- New request in Annex III “Lead in solders of sensors, actuators and engine control units (ECUs) that are used to monitor and control engine systems including turbochargers and exhaust emission controls of internal combustion engines used in equipment that are not intended to be used solely by consumers”. Oeko recommends granting for the maximum validity period of 5 years but with a more limited scope wording. Oeko recommendation is as follows “The applicant has provided detailed information, which plausibly describes issues related to achieving RoHS-compliance in the relevant industry sector. In the consultants’ understanding, the second criterion provided under RoHS Article 5(1)(a) is fulfilled for some of the components (sensors, actuators and ECUs) in scope of this exemption request. According to the applicant, engines can only be tested for reliability and certified to comply with the NRMM Emissions Regulation when all components are available as RoHS-compliant versions. Although the consultants do not agree with this approach in general, in this case it can be followed that the sector is still in the first years of the compliance process and the will to commence testing on engine level, once the first screening is completed”.

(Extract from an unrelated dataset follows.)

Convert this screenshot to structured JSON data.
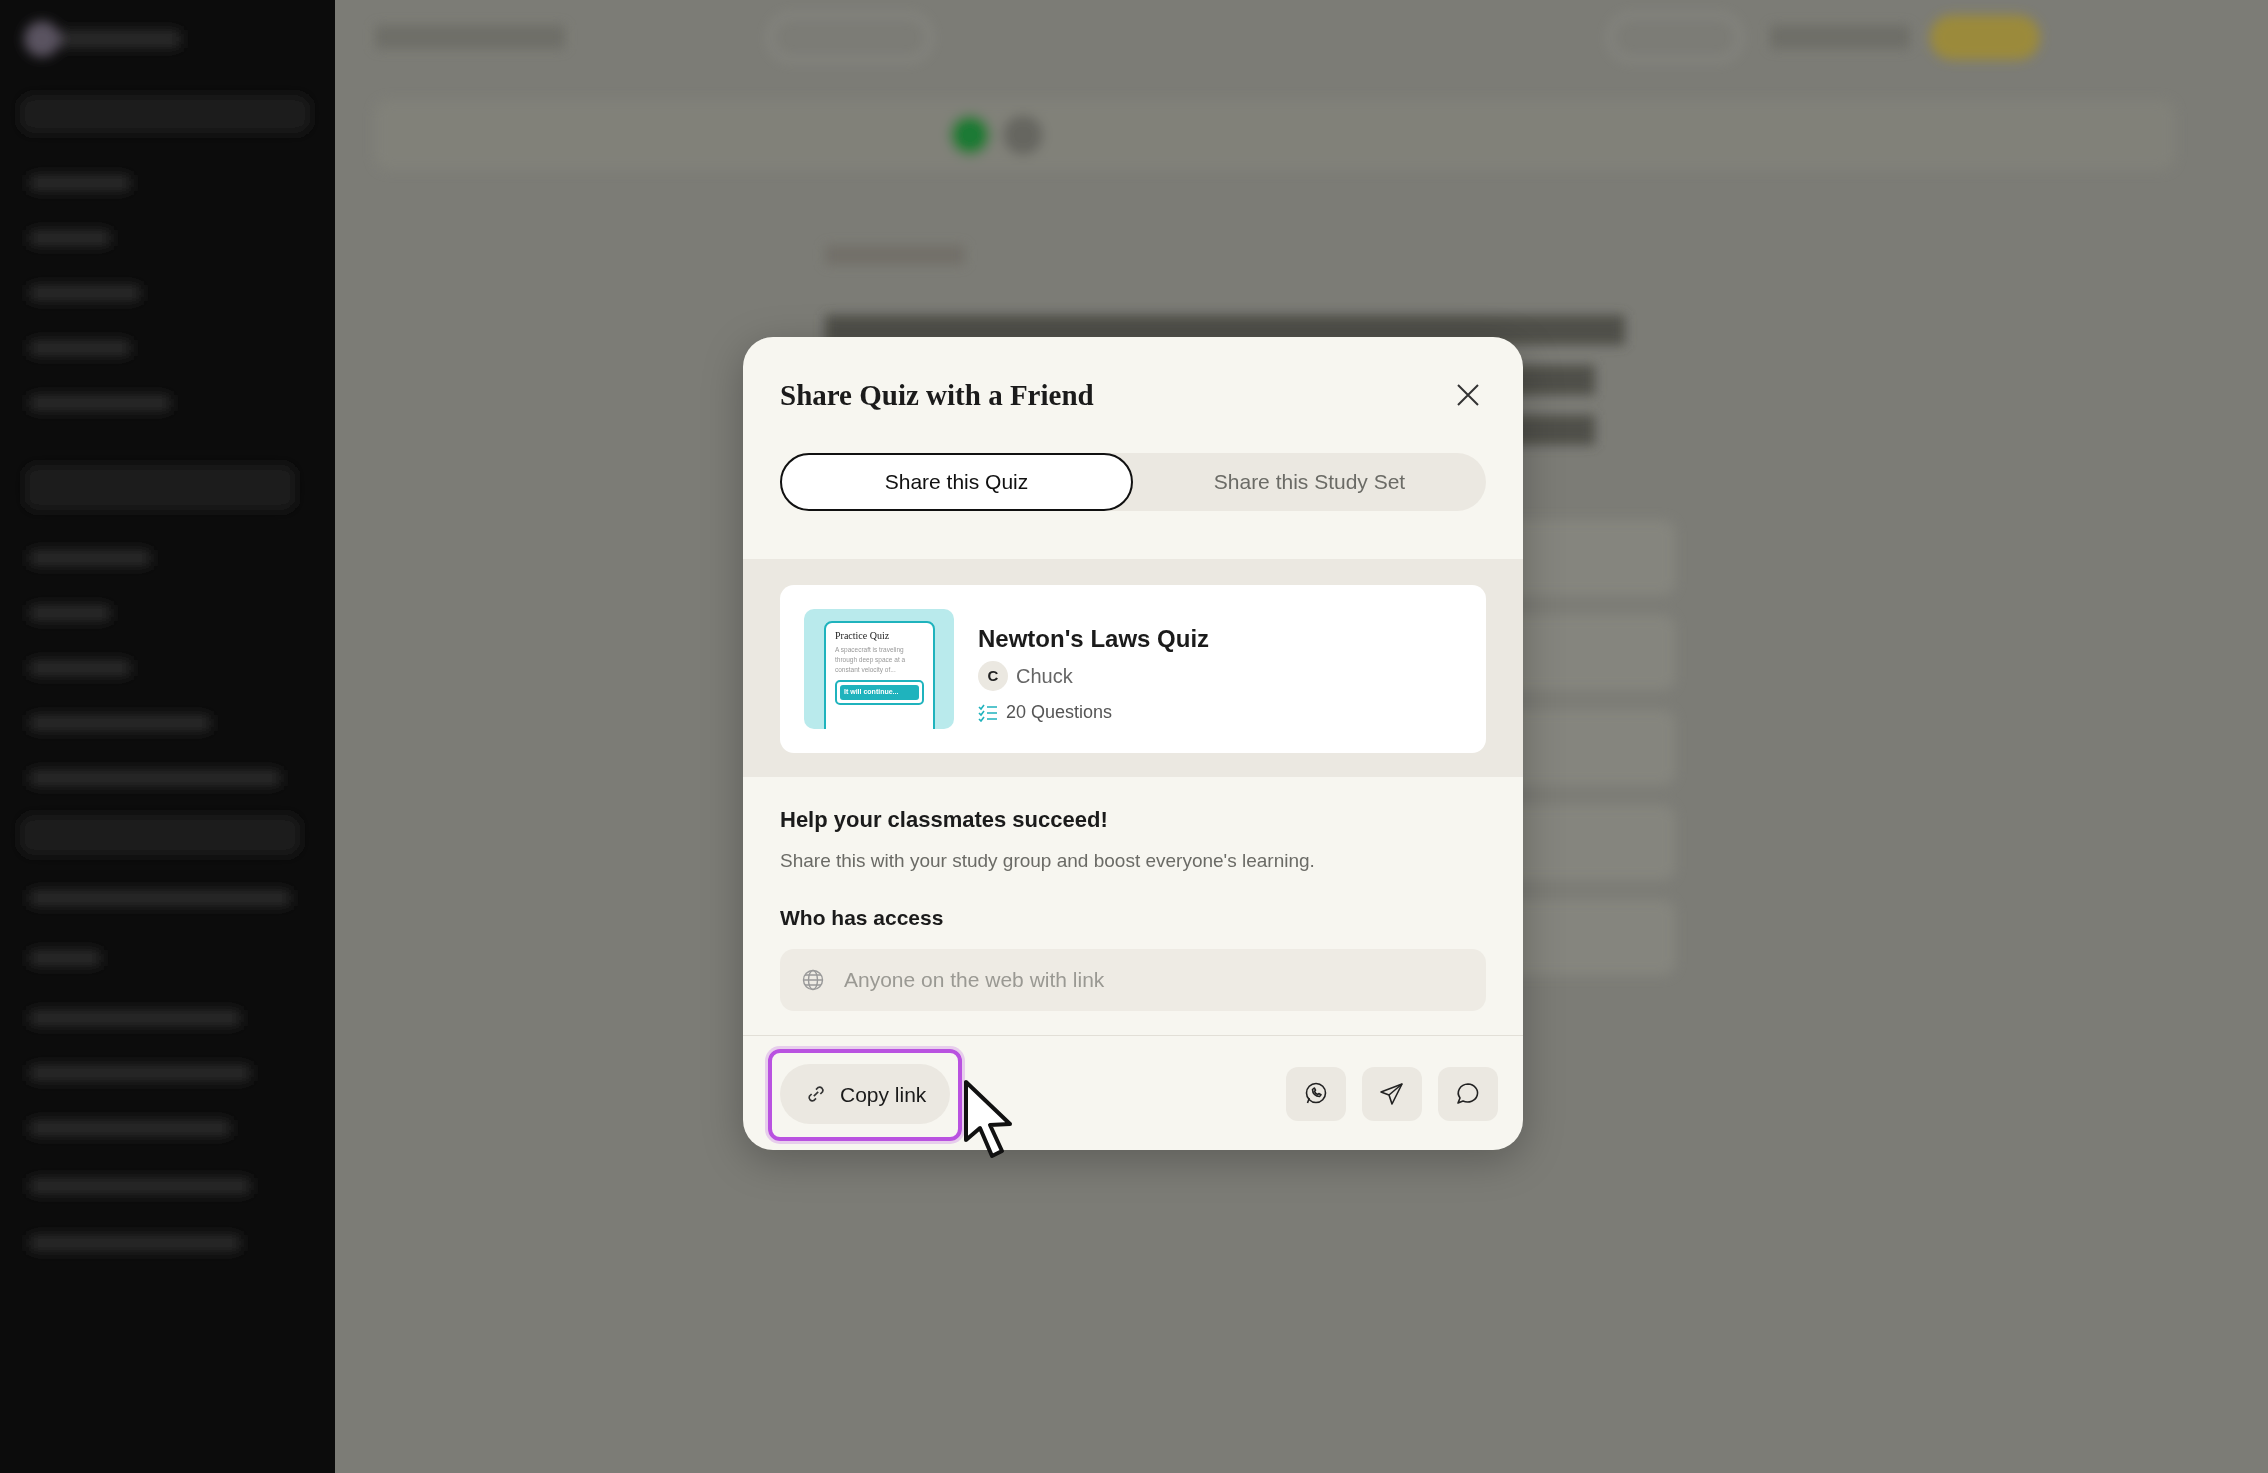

For the exemption renewals and requests where granting is recommended, it is now for the Commission to publish proposals – something that may take many months (at least from past experience). After the proposals are published they are scrutinised by the Council and the European Parliament before publication in the EU Official Journal.
It is worth noting that, for some of the new requests, the length of time that the legislative process is taking is a serious problem. This is because publication in the Official Journal, when the exemptions become legally binding, may be after the category 11 equipment that they affect enters scope of the RoHS Directive in July 2019.
1 http://rohs.exemptions.oeko.info/fileadmin/user_upload/reports/RoHS_Pack-13_final_report_2018105_4publication.pdf and http://rohs.exemptions.oeko.info/fileadmin/user_upload/reports/RoHS_Pack-14_final_report_20181005_4publication.pdf